by Terry Collett

For the umpteen time in as many days
You were caught sitting in the window
Of your uncle’s room, and he in as many
Times scolded you for disturbing his
Papers and books and cluttering up
The place, as he put it in his bass
Voice, which vibrated the timbers.Go elsewhere and sit and stare
And clutter up another room, and
Don’t look at me like that girl,
He moaned at you, jabbing his
Stubby finger into your bony chest,
Giving you the I’m-the-adult-around-here
Stare, and so you moved off and out
And pulled the door closed on his musty
Room with his dusty books and papers
And that smell of tobacco and old
Men and never went back again.

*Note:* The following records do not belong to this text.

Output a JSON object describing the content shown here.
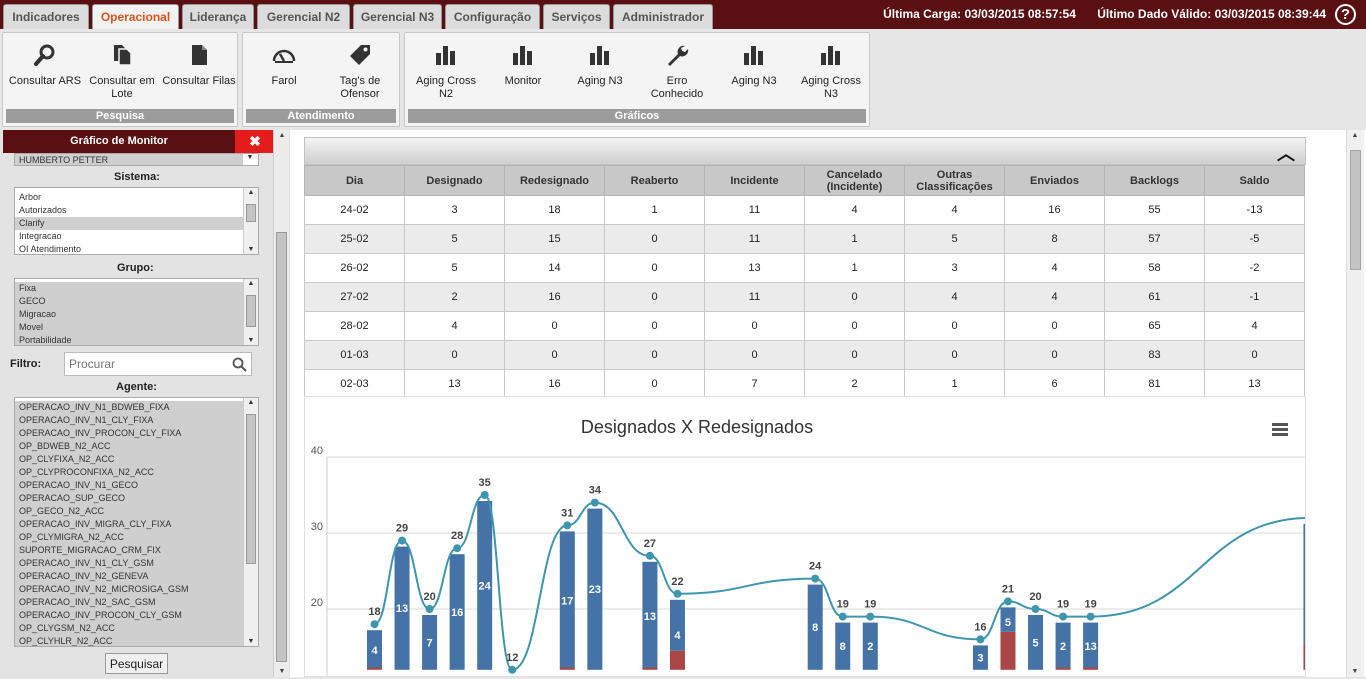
{
  "tabs": [
    {
      "label": "Indicadores",
      "active": false
    },
    {
      "label": "Operacional",
      "active": true
    },
    {
      "label": "Liderança",
      "active": false
    },
    {
      "label": "Gerencial N2",
      "active": false
    },
    {
      "label": "Gerencial N3",
      "active": false
    },
    {
      "label": "Configuração",
      "active": false
    },
    {
      "label": "Serviços",
      "active": false
    },
    {
      "label": "Administrador",
      "active": false
    }
  ],
  "status": {
    "ultima_carga": "Última Carga: 03/03/2015 08:57:54",
    "ultimo_dado": "Último Dado Válido: 03/03/2015 08:39:44",
    "help": "?"
  },
  "ribbon": {
    "groups": [
      {
        "title": "Pesquisa",
        "buttons": [
          {
            "label": "Consultar ARS",
            "icon": "search-icon"
          },
          {
            "label": "Consultar em Lote",
            "icon": "copy-icon"
          },
          {
            "label": "Consultar Filas",
            "icon": "document-icon"
          }
        ]
      },
      {
        "title": "Atendimento",
        "buttons": [
          {
            "label": "Farol",
            "icon": "gauge-icon"
          },
          {
            "label": "Tag's de Ofensor",
            "icon": "tag-icon"
          }
        ]
      },
      {
        "title": "Gráficos",
        "buttons": [
          {
            "label": "Aging Cross N2",
            "icon": "bar-chart-icon"
          },
          {
            "label": "Monitor",
            "icon": "bar-chart-icon"
          },
          {
            "label": "Aging N3",
            "icon": "bar-chart-icon"
          },
          {
            "label": "Erro Conhecido",
            "icon": "wrench-icon"
          },
          {
            "label": "Aging N3",
            "icon": "bar-chart-icon"
          },
          {
            "label": "Aging Cross N3",
            "icon": "bar-chart-icon"
          }
        ]
      }
    ]
  },
  "sidebar": {
    "title": "Gráfico de Monitor",
    "close": "✖",
    "top_item": "HUMBERTO PETTER",
    "sistema_label": "Sistema:",
    "sistema_items": [
      {
        "t": "Arbor",
        "s": false
      },
      {
        "t": "Autorizados",
        "s": false
      },
      {
        "t": "Clarify",
        "s": true
      },
      {
        "t": "Integracao",
        "s": false
      },
      {
        "t": "OI Atendimento",
        "s": false
      }
    ],
    "grupo_label": "Grupo:",
    "grupo_items": [
      {
        "t": "Fixa",
        "s": true
      },
      {
        "t": "GECO",
        "s": true
      },
      {
        "t": "Migracao",
        "s": true
      },
      {
        "t": "Movel",
        "s": true
      },
      {
        "t": "Portabilidade",
        "s": true
      }
    ],
    "filtro_label": "Filtro:",
    "filtro_placeholder": "Procurar",
    "agente_label": "Agente:",
    "agente_items": [
      "OPERACAO_INV_N1_BDWEB_FIXA",
      "OPERACAO_INV_N1_CLY_FIXA",
      "OPERACAO_INV_PROCON_CLY_FIXA",
      "OP_BDWEB_N2_ACC",
      "OP_CLYFIXA_N2_ACC",
      "OP_CLYPROCONFIXA_N2_ACC",
      "OPERACAO_INV_N1_GECO",
      "OPERACAO_SUP_GECO",
      "OP_GECO_N2_ACC",
      "OPERACAO_INV_MIGRA_CLY_FIXA",
      "OP_CLYMIGRA_N2_ACC",
      "SUPORTE_MIGRACAO_CRM_FIX",
      "OPERACAO_INV_N1_CLY_GSM",
      "OPERACAO_INV_N2_GENEVA",
      "OPERACAO_INV_N2_MICROSIGA_GSM",
      "OPERACAO_INV_N2_SAC_GSM",
      "OPERACAO_INV_PROCON_CLY_GSM",
      "OP_CLYGSM_N2_ACC",
      "OP_CLYHLR_N2_ACC"
    ],
    "button": "Pesquisar"
  },
  "table": {
    "headers": [
      "Dia",
      "Designado",
      "Redesignado",
      "Reaberto",
      "Incidente",
      "Cancelado (Incidente)",
      "Outras Classificações",
      "Enviados",
      "Backlogs",
      "Saldo"
    ],
    "rows": [
      [
        "24-02",
        "3",
        "18",
        "1",
        "11",
        "4",
        "4",
        "16",
        "55",
        "-13"
      ],
      [
        "25-02",
        "5",
        "15",
        "0",
        "11",
        "1",
        "5",
        "8",
        "57",
        "-5"
      ],
      [
        "26-02",
        "5",
        "14",
        "0",
        "13",
        "1",
        "3",
        "4",
        "58",
        "-2"
      ],
      [
        "27-02",
        "2",
        "16",
        "0",
        "11",
        "0",
        "4",
        "4",
        "61",
        "-1"
      ],
      [
        "28-02",
        "4",
        "0",
        "0",
        "0",
        "0",
        "0",
        "0",
        "65",
        "4"
      ],
      [
        "01-03",
        "0",
        "0",
        "0",
        "0",
        "0",
        "0",
        "0",
        "83",
        "0"
      ],
      [
        "02-03",
        "13",
        "16",
        "0",
        "7",
        "2",
        "1",
        "6",
        "81",
        "13"
      ]
    ]
  },
  "chart_data": {
    "type": "bar",
    "title": "Designados X Redesignados",
    "ylim": [
      12,
      40
    ],
    "yticks": [
      20,
      30,
      40
    ],
    "menu_icon": "hamburger-menu-icon",
    "colors": {
      "blue": "#4572a7",
      "red": "#aa4643",
      "line": "#3d96ae"
    },
    "stacks": [
      {
        "blue": 4,
        "red": 0.3,
        "total": 18
      },
      {
        "blue": 13,
        "red": 0,
        "total": 29
      },
      {
        "blue": 7,
        "red": 0,
        "total": 20
      },
      {
        "blue": 16,
        "red": 0,
        "total": 28
      },
      {
        "blue": 24,
        "red": 0,
        "total": 35
      },
      {
        "blue": 0,
        "red": 0,
        "total": 12
      },
      {
        "blue": null,
        "red": null,
        "total": null
      },
      {
        "blue": 17,
        "red": 0.3,
        "total": 31
      },
      {
        "blue": 23,
        "red": 0,
        "total": 34
      },
      {
        "blue": null,
        "red": null,
        "total": null
      },
      {
        "blue": 13,
        "red": 0.3,
        "total": 27
      },
      {
        "blue": 4,
        "red": 2.5,
        "total": 22
      },
      {
        "blue": null,
        "red": null,
        "total": null
      },
      {
        "blue": null,
        "red": null,
        "total": null
      },
      {
        "blue": null,
        "red": null,
        "total": null
      },
      {
        "blue": null,
        "red": null,
        "total": null
      },
      {
        "blue": 7,
        "red": 0,
        "total": 24
      },
      {
        "blue": 8,
        "red": 0,
        "total": 19
      },
      {
        "blue": 8,
        "red": 0,
        "total": 19
      },
      {
        "blue": null,
        "red": null,
        "total": null
      },
      {
        "blue": null,
        "red": null,
        "total": null
      },
      {
        "blue": null,
        "red": null,
        "total": null
      },
      {
        "blue": 2,
        "red": 0,
        "total": 16
      },
      {
        "blue": 3,
        "red": 5,
        "total": 21
      },
      {
        "blue": 5,
        "red": 0,
        "total": 20
      },
      {
        "blue": 5,
        "red": 0.3,
        "total": 19
      },
      {
        "blue": 2,
        "red": 0.3,
        "total": 19
      },
      {
        "blue": null,
        "red": null,
        "total": null
      },
      {
        "blue": null,
        "red": null,
        "total": null
      },
      {
        "blue": null,
        "red": null,
        "total": null
      },
      {
        "blue": null,
        "red": null,
        "total": null
      },
      {
        "blue": null,
        "red": null,
        "total": null
      },
      {
        "blue": null,
        "red": null,
        "total": null
      },
      {
        "blue": null,
        "red": null,
        "total": null
      },
      {
        "blue": 13,
        "red": 3.5,
        "total": 32
      }
    ],
    "bar_labels_shown": [
      "4",
      "13",
      "7",
      "16",
      "24",
      "17",
      "23",
      "13",
      "4",
      "8",
      "8",
      "2",
      "3",
      "5",
      "5",
      "2",
      "13"
    ]
  }
}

At least that’s what you told him
Thereafter, although you often crept
Back in and sat in the window looking
Out at the orchard, where, on certain
Times of night or day, you could see
Your now dead auntie, wave as she
Went on by the trees and on her way.

Poem from http://allpoetry.com/poem/5640287-Favourite-Place.-by-Terry-Collett
See more of my photos for the photo challenge CREEPY when you click here and here. 

Wall

Deer skull on red wall

Weekly Photo Challenge: Wall. See more photos by other bloggers or learn how to participate here https://dailypost.wordpress.com/dp_photo_challenge/wall/.

To see more photos of bones on my blog look at https://skybluedaze.wordpress.com/2014/09/18/solitude-together-hike/ and https://skybluedaze.wordpress.com/2014/10/17/washtucna/.